The Prince of Wales and Duchess of Cornwall have made history by becoming the first members of the royal family to visit Cuba in an official capacity.
Prince Charles and Camilla's trip is being seen as an attempt to help form closer ties between the UK and the communist state.
The couple attended a wreath-laying ceremony for Cuba's national hero, the essayist and poet Jose Marti.
They are due to join the country's president for an official dinner.
Later this week they will be joined by Commonwealth minister Lord Ahmad, who is flying to the country to represent the UK government.
Lord Ahmad's presence is an indication of how important Downing Street views the four-day Cuban visit and its potential to develop new avenues with a country that has already begun the process of opening up economically and socially.
After the couple stepped on to Cuban soil from the UK ministerial jet RAF Voyager on Sunday, there were brief handshakes from Cuban officials before they were taken to the wreath-laying ceremony.
Prince Charles stood in silent contemplation as a large wreath of roses was laid at the open-air monument in Havana's Revolution Square.
The royal couple arrived from Barbados, one of five Commonwealth realms they have visited.
St Kitts and Nevis, Grenada, St Lucia, and St Vincent and the Grenadines have also featured on their tour.
Fractious relations between Cuba and the West stem back to the 1800s.
Cuba – a former Spanish colony – was ceded to the US in 1898 and four years later became independent under US protection.
But at the height of the Cold War in 1959, a guerrilla army led by Fidel Castro defeated the US-backed Batista government.
A US trade embargo, known as the blockade or "el bloqueo" in Spanish, was introduced soon after.

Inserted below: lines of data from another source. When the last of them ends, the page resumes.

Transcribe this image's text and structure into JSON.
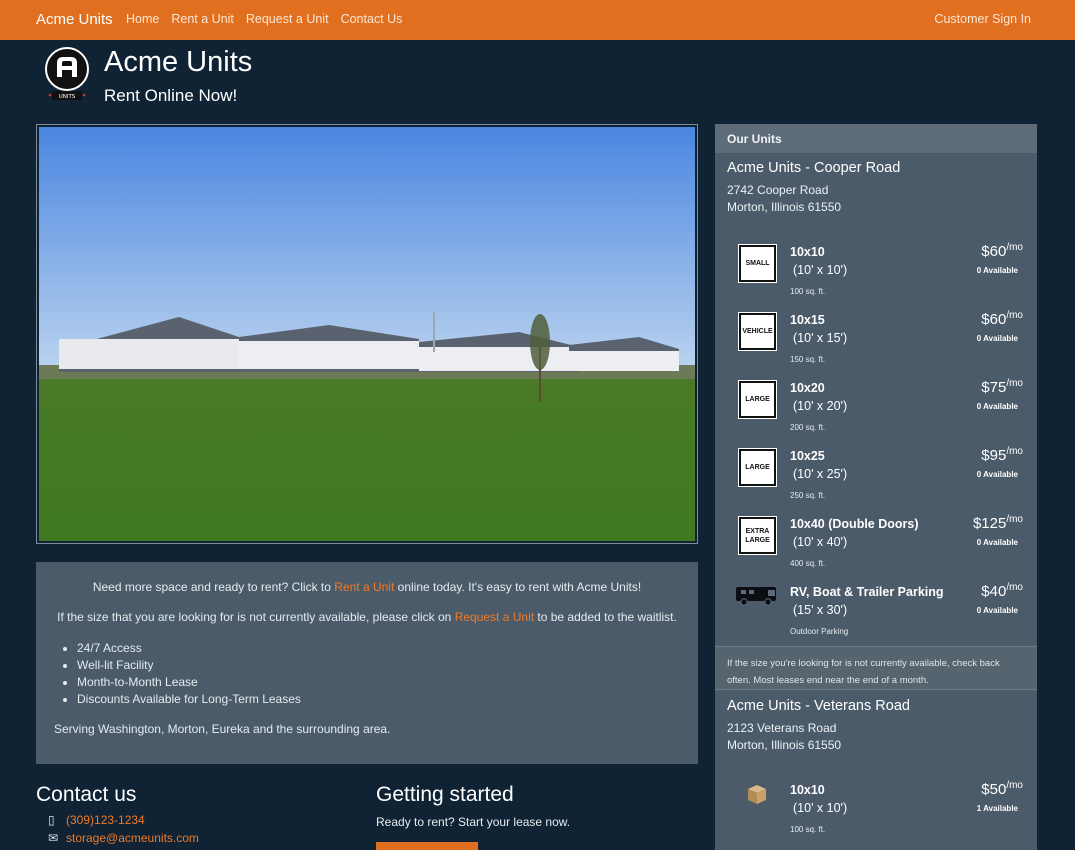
{
  "nav": {
    "brand": "Acme Units",
    "links": [
      "Home",
      "Rent a Unit",
      "Request a Unit",
      "Contact Us"
    ],
    "signin": "Customer Sign In"
  },
  "header": {
    "title": "Acme Units",
    "subtitle": "Rent Online Now!",
    "logo_text": "UNITS"
  },
  "info": {
    "line1_pre": "Need more space and ready to rent? Click to ",
    "line1_link": "Rent a Unit",
    "line1_post": " online today. It's easy to rent with Acme Units!",
    "line2_pre": "If the size that you are looking for is not currently available, please click on ",
    "line2_link": "Request a Unit",
    "line2_post": " to be added to the waitlist.",
    "features": [
      "24/7 Access",
      "Well-lit Facility",
      "Month-to-Month Lease",
      "Discounts Available for Long-Term Leases"
    ],
    "serving": "Serving Washington, Morton, Eureka and the surrounding area."
  },
  "contact": {
    "heading": "Contact us",
    "phone": "(309)123-1234",
    "email": "storage@acmeunits.com"
  },
  "getting_started": {
    "heading": "Getting started",
    "text": "Ready to rent? Start your lease now."
  },
  "sidebar": {
    "heading": "Our Units",
    "locations": [
      {
        "name": "Acme Units - Cooper Road",
        "address1": "2742 Cooper Road",
        "address2": "Morton, Illinois 61550",
        "units": [
          {
            "badge": "SMALL",
            "title": "10x10",
            "dims": "(10' x 10')",
            "area": "100 sq. ft.",
            "price": "$60",
            "per": "/mo",
            "avail": "0 Available"
          },
          {
            "badge": "VEHICLE",
            "title": "10x15",
            "dims": "(10' x 15')",
            "area": "150 sq. ft.",
            "price": "$60",
            "per": "/mo",
            "avail": "0 Available"
          },
          {
            "badge": "LARGE",
            "title": "10x20",
            "dims": "(10' x 20')",
            "area": "200 sq. ft.",
            "price": "$75",
            "per": "/mo",
            "avail": "0 Available"
          },
          {
            "badge": "LARGE",
            "title": "10x25",
            "dims": "(10' x 25')",
            "area": "250 sq. ft.",
            "price": "$95",
            "per": "/mo",
            "avail": "0 Available"
          },
          {
            "badge": "EXTRA LARGE",
            "title": "10x40 (Double Doors)",
            "dims": "(10' x 40')",
            "area": "400 sq. ft.",
            "price": "$125",
            "per": "/mo",
            "avail": "0 Available"
          },
          {
            "badge": "",
            "title": "RV, Boat & Trailer Parking",
            "dims": "(15' x 30')",
            "area": "Outdoor Parking",
            "price": "$40",
            "per": "/mo",
            "avail": "0 Available"
          }
        ],
        "note": "If the size you're looking for is not currently available, check back often. Most leases end near the end of a month."
      },
      {
        "name": "Acme Units - Veterans Road",
        "address1": "2123 Veterans Road",
        "address2": "Morton, Illinois 61550",
        "units": [
          {
            "badge": "",
            "title": "10x10",
            "dims": "(10' x 10')",
            "area": "100 sq. ft.",
            "price": "$50",
            "per": "/mo",
            "avail": "1 Available"
          }
        ]
      }
    ]
  }
}
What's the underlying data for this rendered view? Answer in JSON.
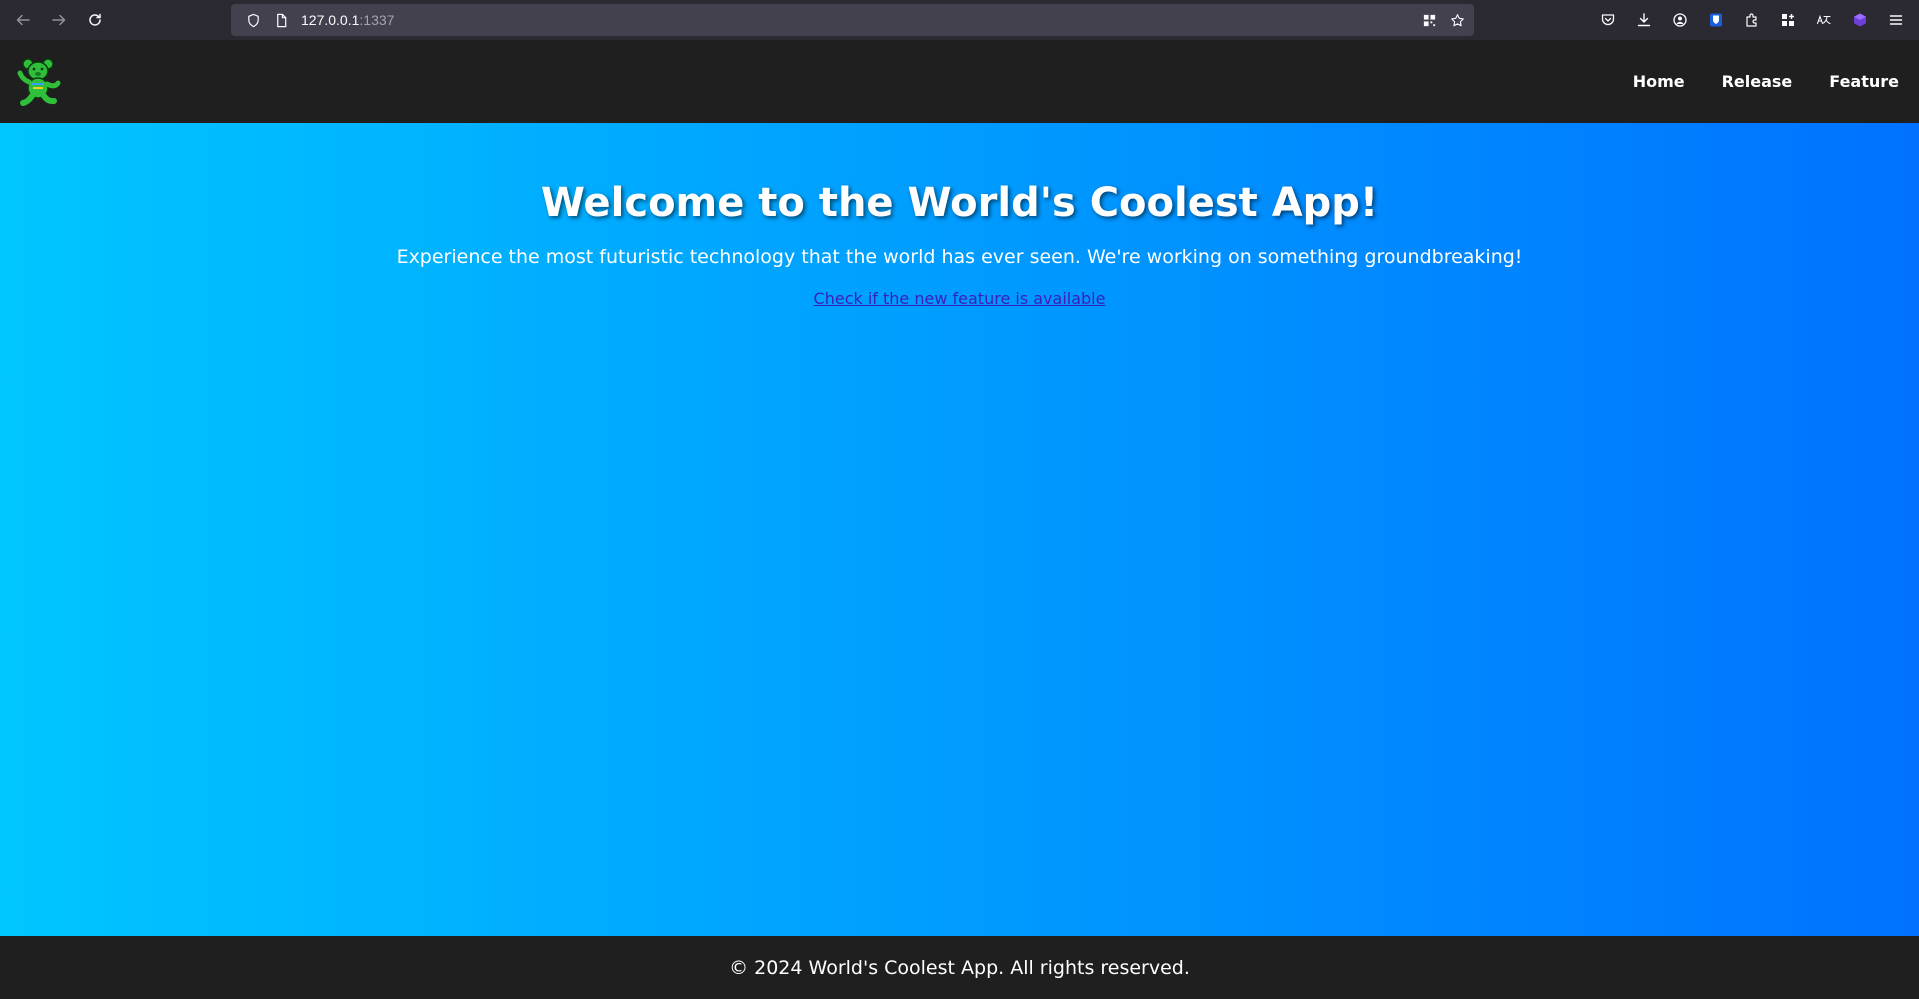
{
  "browser": {
    "url_host": "127.0.0.1",
    "url_port": ":1337"
  },
  "header": {
    "logo_icon": "dancing-bear-logo",
    "nav": [
      {
        "label": "Home"
      },
      {
        "label": "Release"
      },
      {
        "label": "Feature"
      }
    ]
  },
  "hero": {
    "title": "Welcome to the World's Coolest App!",
    "subtitle": "Experience the most futuristic technology that the world has ever seen. We're working on something groundbreaking!",
    "link_text": "Check if the new feature is available",
    "gradient_start": "#00c6ff",
    "gradient_end": "#0072ff",
    "link_color": "#3b1fb8"
  },
  "footer": {
    "text": "© 2024 World's Coolest App. All rights reserved."
  },
  "colors": {
    "header_bg": "#1f1f1f",
    "browser_bg": "#2b2a33"
  }
}
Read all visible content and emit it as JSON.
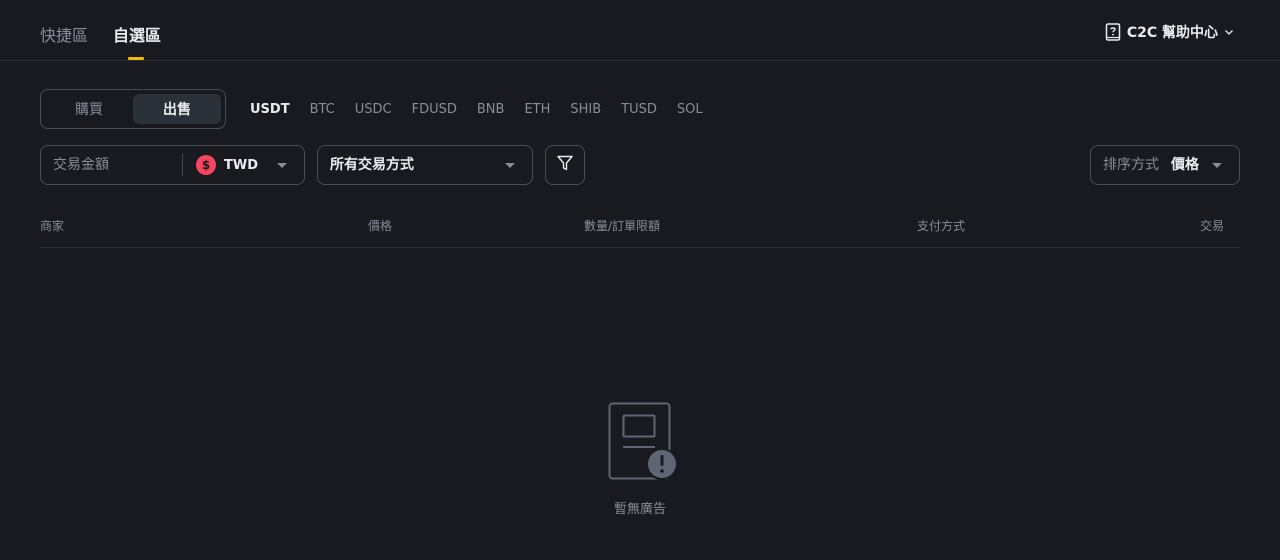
{
  "header": {
    "tabs": [
      {
        "label": "快捷區"
      },
      {
        "label": "自選區"
      }
    ],
    "help_label": "C2C 幫助中心"
  },
  "trade_side": {
    "buy_label": "購買",
    "sell_label": "出售"
  },
  "cryptos": [
    "USDT",
    "BTC",
    "USDC",
    "FDUSD",
    "BNB",
    "ETH",
    "SHIB",
    "TUSD",
    "SOL"
  ],
  "filters": {
    "amount_placeholder": "交易金額",
    "currency_symbol": "$",
    "currency": "TWD",
    "payment_method": "所有交易方式",
    "sort_label": "排序方式",
    "sort_value": "價格"
  },
  "table": {
    "columns": [
      "商家",
      "價格",
      "數量/訂單限額",
      "支付方式",
      "交易"
    ]
  },
  "empty_state": {
    "message": "暫無廣告"
  },
  "colors": {
    "background": "#181a20",
    "accent": "#f0b90b",
    "border": "#474d57",
    "muted_text": "#848e9c",
    "primary_text": "#eaecef",
    "currency_badge": "#f6465d"
  }
}
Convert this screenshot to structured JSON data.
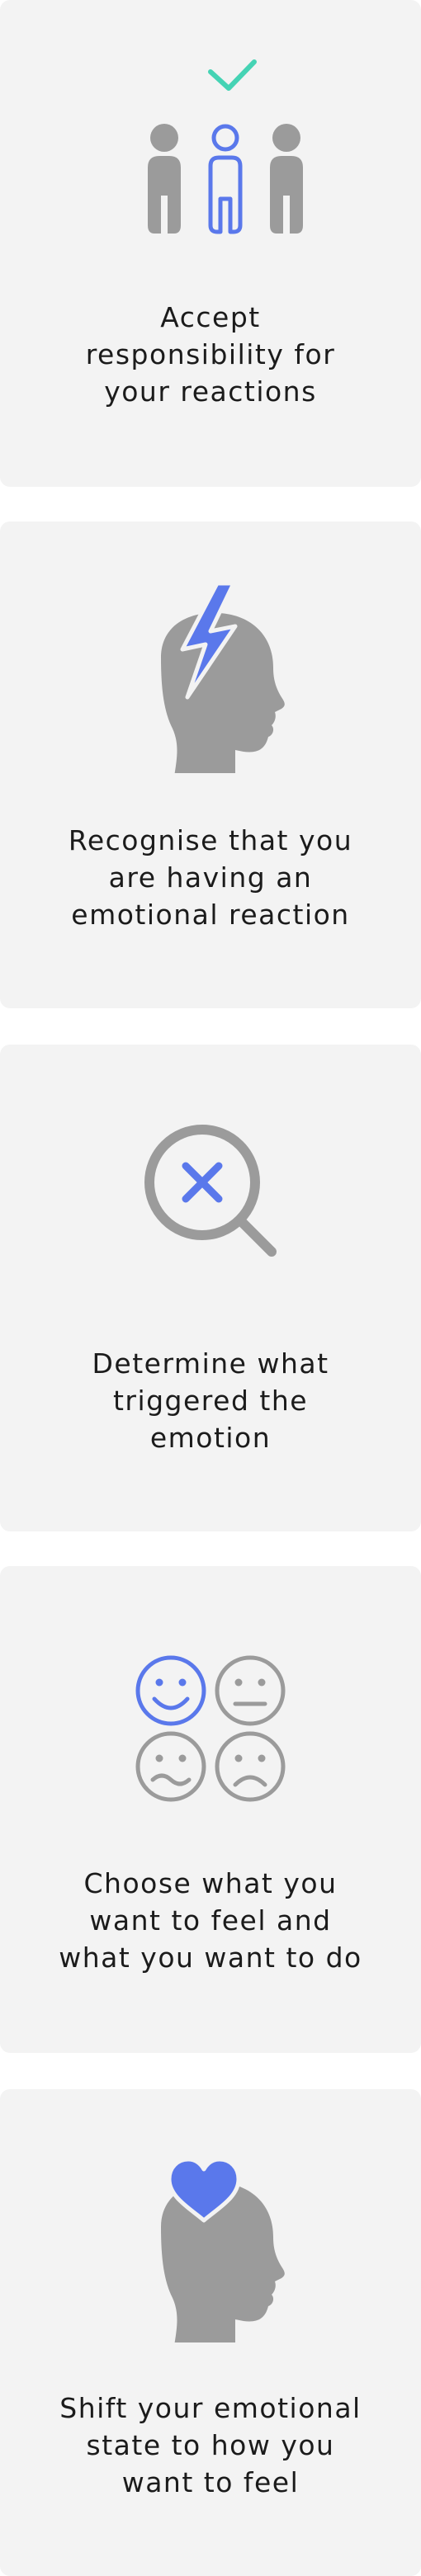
{
  "colors": {
    "card_background": "#f3f3f3",
    "accent_blue": "#5a78eb",
    "accent_teal": "#45d3b4",
    "icon_gray": "#9b9b9b",
    "text": "#1b1b1b"
  },
  "steps": [
    {
      "icon": "people-with-checkmark-icon",
      "caption_lines": [
        "Accept",
        "responsibility for",
        "your reactions"
      ]
    },
    {
      "icon": "head-with-lightning-icon",
      "caption_lines": [
        "Recognise that you",
        "are having an",
        "emotional reaction"
      ]
    },
    {
      "icon": "magnifier-with-x-icon",
      "caption_lines": [
        "Determine what",
        "triggered the",
        "emotion"
      ]
    },
    {
      "icon": "emotion-faces-icon",
      "caption_lines": [
        "Choose what you",
        "want to feel and",
        "what you want to do"
      ]
    },
    {
      "icon": "head-with-heart-icon",
      "caption_lines": [
        "Shift your emotional",
        "state to how you",
        "want to feel"
      ]
    }
  ]
}
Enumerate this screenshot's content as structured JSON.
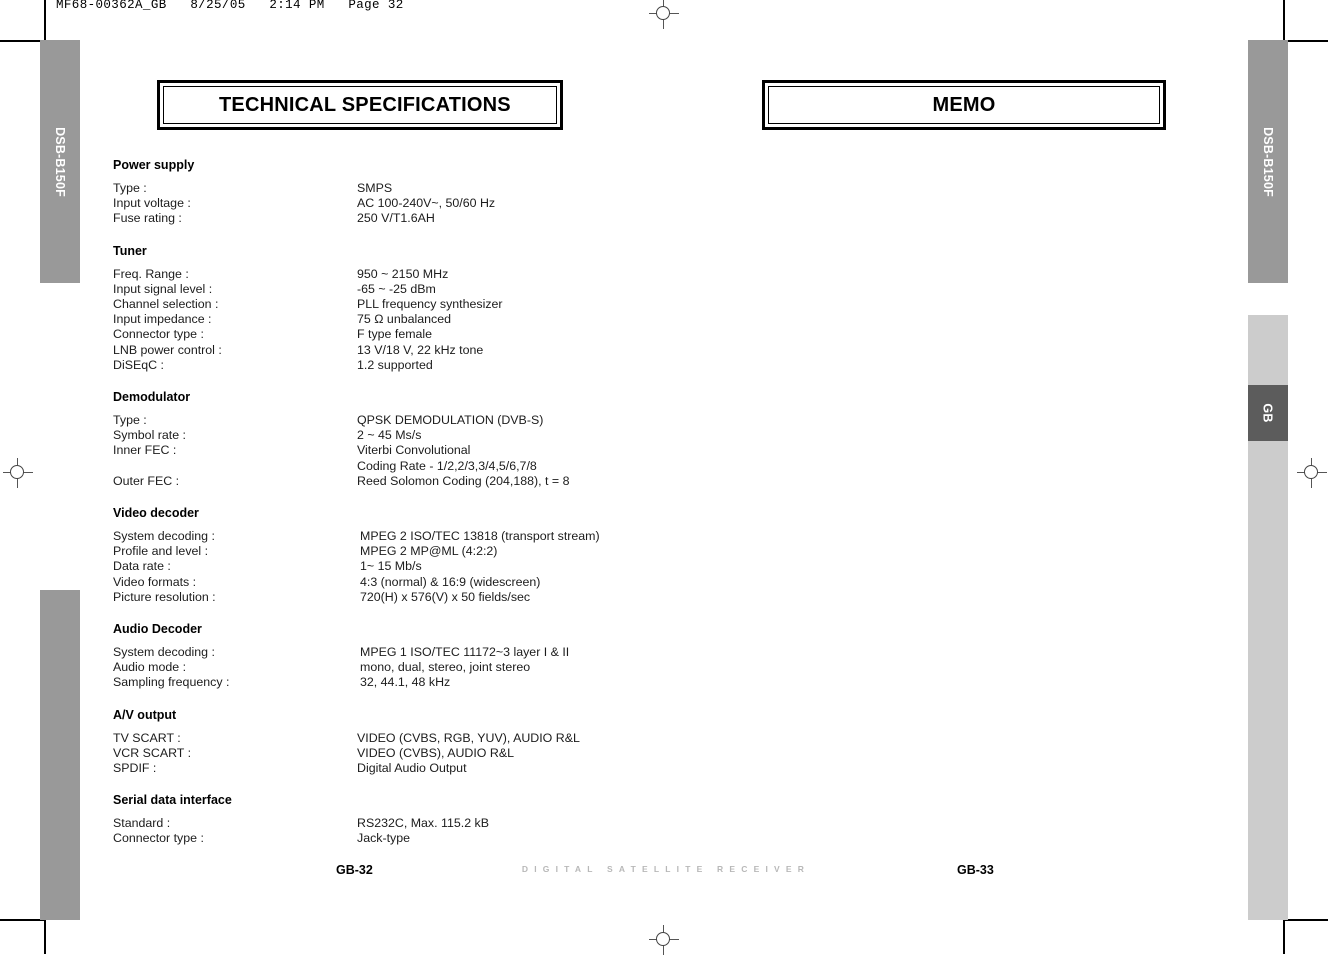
{
  "slug": "MF68-00362A_GB   8/25/05   2:14 PM   Page 32",
  "side_tabs": {
    "left": [
      {
        "name": "tab-dsb-b150f-left",
        "label": "DSB-B150F",
        "color": "#999999"
      }
    ],
    "right": [
      {
        "name": "tab-dsb-b150f-right",
        "label": "DSB-B150F",
        "color": "#999999"
      },
      {
        "name": "tab-gb",
        "label": "GB",
        "color": "#5c5c5c"
      }
    ]
  },
  "left_page": {
    "banner_title": "TECHNICAL SPECIFICATIONS",
    "page_number": "GB-32",
    "sections": [
      {
        "heading": "Power supply",
        "rows": [
          {
            "label": "Type :",
            "value": "SMPS"
          },
          {
            "label": "Input voltage :",
            "value": "AC 100-240V~, 50/60 Hz"
          },
          {
            "label": "Fuse rating :",
            "value": "250 V/T1.6AH"
          }
        ]
      },
      {
        "heading": "Tuner",
        "rows": [
          {
            "label": "Freq. Range :",
            "value": "950 ~ 2150 MHz"
          },
          {
            "label": "Input signal level :",
            "value": "-65 ~ -25 dBm"
          },
          {
            "label": "Channel selection :",
            "value": "PLL frequency synthesizer"
          },
          {
            "label": "Input impedance :",
            "value": "75 Ω unbalanced"
          },
          {
            "label": "Connector type :",
            "value": "F type female"
          },
          {
            "label": "LNB power control :",
            "value": "13 V/18 V, 22 kHz tone"
          },
          {
            "label": "DiSEqC :",
            "value": "1.2 supported"
          }
        ]
      },
      {
        "heading": "Demodulator",
        "rows": [
          {
            "label": "Type :",
            "value": "QPSK DEMODULATION (DVB-S)"
          },
          {
            "label": "Symbol rate :",
            "value": "2 ~ 45 Ms/s"
          },
          {
            "label": "Inner FEC :",
            "value": "Viterbi Convolutional"
          },
          {
            "label": "",
            "value": "Coding Rate - 1/2,2/3,3/4,5/6,7/8"
          },
          {
            "label": "Outer FEC :",
            "value": "Reed Solomon Coding (204,188), t = 8"
          }
        ]
      },
      {
        "heading": "Video decoder",
        "shifted": true,
        "rows": [
          {
            "label": "System decoding :",
            "value": "MPEG 2 ISO/TEC 13818 (transport stream)"
          },
          {
            "label": "Profile and level :",
            "value": "MPEG 2 MP@ML (4:2:2)"
          },
          {
            "label": "Data rate :",
            "value": "1~ 15 Mb/s"
          },
          {
            "label": "Video formats :",
            "value": "4:3 (normal) & 16:9 (widescreen)"
          },
          {
            "label": "Picture resolution :",
            "value": "720(H) x 576(V) x 50 fields/sec"
          }
        ]
      },
      {
        "heading": "Audio Decoder",
        "shifted": true,
        "rows": [
          {
            "label": "System decoding :",
            "value": "MPEG 1 ISO/TEC 11172~3 layer I & II"
          },
          {
            "label": "Audio mode :",
            "value": "mono, dual, stereo, joint stereo"
          },
          {
            "label": "Sampling frequency :",
            "value": "32, 44.1, 48 kHz"
          }
        ]
      },
      {
        "heading": "A/V output",
        "rows": [
          {
            "label": "TV SCART :",
            "value": "VIDEO (CVBS, RGB, YUV), AUDIO R&L"
          },
          {
            "label": "VCR SCART :",
            "value": "VIDEO (CVBS), AUDIO R&L"
          },
          {
            "label": "SPDIF :",
            "value": "Digital Audio Output"
          }
        ]
      },
      {
        "heading": "Serial data interface",
        "rows": [
          {
            "label": "Standard :",
            "value": "RS232C, Max. 115.2 kB"
          },
          {
            "label": "Connector type :",
            "value": "Jack-type"
          }
        ]
      }
    ]
  },
  "right_page": {
    "banner_title": "MEMO",
    "page_number": "GB-33"
  },
  "footer_brand": "DIGITAL SATELLITE RECEIVER"
}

Coupled with similarities of ideology, this pushed Cuba into the arms of the Soviet Union.
The US discovered Soviet nuclear missiles on Cuba in 1962, which almost led to nuclear war.